■ Work task:
Retyping each entry exactly is the whole task.

■ Entries provided:
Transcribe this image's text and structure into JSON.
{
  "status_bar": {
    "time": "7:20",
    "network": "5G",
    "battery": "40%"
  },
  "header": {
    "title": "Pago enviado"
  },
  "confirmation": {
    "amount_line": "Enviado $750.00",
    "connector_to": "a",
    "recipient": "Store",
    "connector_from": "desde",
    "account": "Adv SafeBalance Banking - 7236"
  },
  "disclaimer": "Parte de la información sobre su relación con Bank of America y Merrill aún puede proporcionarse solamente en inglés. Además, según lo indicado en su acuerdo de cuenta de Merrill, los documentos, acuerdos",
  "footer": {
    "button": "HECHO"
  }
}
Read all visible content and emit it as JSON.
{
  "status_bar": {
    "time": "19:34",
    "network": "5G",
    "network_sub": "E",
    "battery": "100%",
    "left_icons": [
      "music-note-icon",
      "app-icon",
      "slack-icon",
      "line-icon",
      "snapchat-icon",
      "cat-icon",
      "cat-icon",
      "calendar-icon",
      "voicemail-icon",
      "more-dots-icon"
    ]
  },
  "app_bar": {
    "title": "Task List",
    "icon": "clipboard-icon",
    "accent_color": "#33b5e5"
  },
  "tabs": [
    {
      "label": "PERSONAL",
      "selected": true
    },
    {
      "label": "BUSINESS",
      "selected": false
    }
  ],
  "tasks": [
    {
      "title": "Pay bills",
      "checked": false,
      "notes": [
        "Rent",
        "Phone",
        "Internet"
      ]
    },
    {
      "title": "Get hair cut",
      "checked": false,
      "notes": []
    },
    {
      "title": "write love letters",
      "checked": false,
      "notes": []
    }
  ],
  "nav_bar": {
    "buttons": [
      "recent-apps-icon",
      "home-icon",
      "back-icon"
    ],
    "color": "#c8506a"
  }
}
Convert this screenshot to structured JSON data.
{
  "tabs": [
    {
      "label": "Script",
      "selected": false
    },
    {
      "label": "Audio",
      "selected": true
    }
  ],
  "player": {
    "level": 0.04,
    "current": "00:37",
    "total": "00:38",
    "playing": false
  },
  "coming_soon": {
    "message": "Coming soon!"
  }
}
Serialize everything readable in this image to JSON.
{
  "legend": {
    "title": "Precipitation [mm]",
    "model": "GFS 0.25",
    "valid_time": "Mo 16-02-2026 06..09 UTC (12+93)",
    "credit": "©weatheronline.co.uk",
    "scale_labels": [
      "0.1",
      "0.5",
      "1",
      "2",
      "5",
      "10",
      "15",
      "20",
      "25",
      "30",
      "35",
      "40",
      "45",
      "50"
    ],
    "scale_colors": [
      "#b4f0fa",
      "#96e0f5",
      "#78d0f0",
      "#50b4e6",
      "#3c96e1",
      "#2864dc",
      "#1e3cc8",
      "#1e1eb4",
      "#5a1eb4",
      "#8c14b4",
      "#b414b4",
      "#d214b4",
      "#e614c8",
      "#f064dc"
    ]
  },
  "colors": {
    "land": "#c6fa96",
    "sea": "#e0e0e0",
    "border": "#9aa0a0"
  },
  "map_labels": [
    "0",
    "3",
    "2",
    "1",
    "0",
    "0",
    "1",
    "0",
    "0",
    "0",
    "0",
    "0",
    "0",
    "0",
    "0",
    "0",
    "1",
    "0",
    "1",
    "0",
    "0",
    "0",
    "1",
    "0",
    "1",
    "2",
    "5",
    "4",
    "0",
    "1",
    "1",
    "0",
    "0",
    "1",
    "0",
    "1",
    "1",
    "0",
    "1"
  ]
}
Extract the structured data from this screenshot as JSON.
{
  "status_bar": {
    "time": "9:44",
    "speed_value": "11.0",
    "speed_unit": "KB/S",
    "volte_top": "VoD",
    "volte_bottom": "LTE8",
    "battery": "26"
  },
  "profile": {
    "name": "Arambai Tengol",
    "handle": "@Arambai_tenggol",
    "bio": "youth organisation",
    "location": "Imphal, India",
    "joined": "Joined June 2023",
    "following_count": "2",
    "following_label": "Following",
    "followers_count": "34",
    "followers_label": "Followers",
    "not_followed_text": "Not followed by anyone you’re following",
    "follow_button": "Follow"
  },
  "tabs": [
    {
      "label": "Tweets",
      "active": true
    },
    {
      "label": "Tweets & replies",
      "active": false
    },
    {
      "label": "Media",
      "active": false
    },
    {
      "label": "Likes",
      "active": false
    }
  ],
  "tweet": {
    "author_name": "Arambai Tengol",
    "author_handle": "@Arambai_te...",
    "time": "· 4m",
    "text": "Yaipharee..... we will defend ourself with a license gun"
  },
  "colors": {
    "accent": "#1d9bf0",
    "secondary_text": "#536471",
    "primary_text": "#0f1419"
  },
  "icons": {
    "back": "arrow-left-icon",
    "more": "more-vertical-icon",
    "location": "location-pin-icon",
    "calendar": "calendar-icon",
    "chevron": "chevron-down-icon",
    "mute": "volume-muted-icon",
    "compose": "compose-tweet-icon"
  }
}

■ Answer to this task:
Transcribe this image's text and structure into JSON.
{
  "status_bar": {
    "time": "7:20",
    "network": "5G",
    "battery": "40%"
  },
  "header": {
    "title": "Pago enviado"
  },
  "confirmation": {
    "amount_line": "Enviado $750.00",
    "connector_to": "a",
    "recipient": "Store",
    "connector_from": "desde",
    "account": "Adv SafeBalance Banking - 7236"
  },
  "disclaimer": "Parte de la información sobre su relación con Bank of America y Merrill aún puede proporcionarse solamente en inglés. Además, según lo indicado en su acuerdo de cuenta de Merrill, los documentos, acuerdos",
  "footer": {
    "button": "HECHO"
  }
}
Read all visible content and emit it as JSON.
{
  "status_bar": {
    "time": "19:34",
    "network": "5G",
    "network_sub": "E",
    "battery": "100%",
    "left_icons": [
      "music-note-icon",
      "app-icon",
      "slack-icon",
      "line-icon",
      "snapchat-icon",
      "cat-icon",
      "cat-icon",
      "calendar-icon",
      "voicemail-icon",
      "more-dots-icon"
    ]
  },
  "app_bar": {
    "title": "Task List",
    "icon": "clipboard-icon",
    "accent_color": "#33b5e5"
  },
  "tabs": [
    {
      "label": "PERSONAL",
      "selected": true
    },
    {
      "label": "BUSINESS",
      "selected": false
    }
  ],
  "tasks": [
    {
      "title": "Pay bills",
      "checked": false,
      "notes": [
        "Rent",
        "Phone",
        "Internet"
      ]
    },
    {
      "title": "Get hair cut",
      "checked": false,
      "notes": []
    },
    {
      "title": "write love letters",
      "checked": false,
      "notes": []
    }
  ],
  "nav_bar": {
    "buttons": [
      "recent-apps-icon",
      "home-icon",
      "back-icon"
    ],
    "color": "#c8506a"
  }
}
Convert this screenshot to structured JSON data.
{
  "tabs": [
    {
      "label": "Script",
      "selected": false
    },
    {
      "label": "Audio",
      "selected": true
    }
  ],
  "player": {
    "level": 0.04,
    "current": "00:37",
    "total": "00:38",
    "playing": false
  },
  "coming_soon": {
    "message": "Coming soon!"
  }
}
Serialize everything readable in this image to JSON.
{
  "legend": {
    "title": "Precipitation [mm]",
    "model": "GFS 0.25",
    "valid_time": "Mo 16-02-2026 06..09 UTC (12+93)",
    "credit": "©weatheronline.co.uk",
    "scale_labels": [
      "0.1",
      "0.5",
      "1",
      "2",
      "5",
      "10",
      "15",
      "20",
      "25",
      "30",
      "35",
      "40",
      "45",
      "50"
    ],
    "scale_colors": [
      "#b4f0fa",
      "#96e0f5",
      "#78d0f0",
      "#50b4e6",
      "#3c96e1",
      "#2864dc",
      "#1e3cc8",
      "#1e1eb4",
      "#5a1eb4",
      "#8c14b4",
      "#b414b4",
      "#d214b4",
      "#e614c8",
      "#f064dc"
    ]
  },
  "colors": {
    "land": "#c6fa96",
    "sea": "#e0e0e0",
    "border": "#9aa0a0"
  },
  "map_labels": [
    "0",
    "3",
    "2",
    "1",
    "0",
    "0",
    "1",
    "0",
    "0",
    "0",
    "0",
    "0",
    "0",
    "0",
    "0",
    "0",
    "1",
    "0",
    "1",
    "0",
    "0",
    "0",
    "1",
    "0",
    "1",
    "2",
    "5",
    "4",
    "0",
    "1",
    "1",
    "0",
    "0",
    "1",
    "0",
    "1",
    "1",
    "0",
    "1"
  ]
}
Extract the structured data from this screenshot as JSON.
{
  "status_bar": {
    "time": "9:44",
    "speed_value": "11.0",
    "speed_unit": "KB/S",
    "volte_top": "VoD",
    "volte_bottom": "LTE8",
    "battery": "26"
  },
  "profile": {
    "name": "Arambai Tengol",
    "handle": "@Arambai_tenggol",
    "bio": "youth organisation",
    "location": "Imphal, India",
    "joined": "Joined June 2023",
    "following_count": "2",
    "following_label": "Following",
    "followers_count": "34",
    "followers_label": "Followers",
    "not_followed_text": "Not followed by anyone you’re following",
    "follow_button": "Follow"
  },
  "tabs": [
    {
      "label": "Tweets",
      "active": true
    },
    {
      "label": "Tweets & replies",
      "active": false
    },
    {
      "label": "Media",
      "active": false
    },
    {
      "label": "Likes",
      "active": false
    }
  ],
  "tweet": {
    "author_name": "Arambai Tengol",
    "author_handle": "@Arambai_te...",
    "time": "· 4m",
    "text": "Yaipharee..... we will defend ourself with a license gun"
  },
  "colors": {
    "accent": "#1d9bf0",
    "secondary_text": "#536471",
    "primary_text": "#0f1419"
  },
  "icons": {
    "back": "arrow-left-icon",
    "more": "more-vertical-icon",
    "location": "location-pin-icon",
    "calendar": "calendar-icon",
    "chevron": "chevron-down-icon",
    "mute": "volume-muted-icon",
    "compose": "compose-tweet-icon"
  }
}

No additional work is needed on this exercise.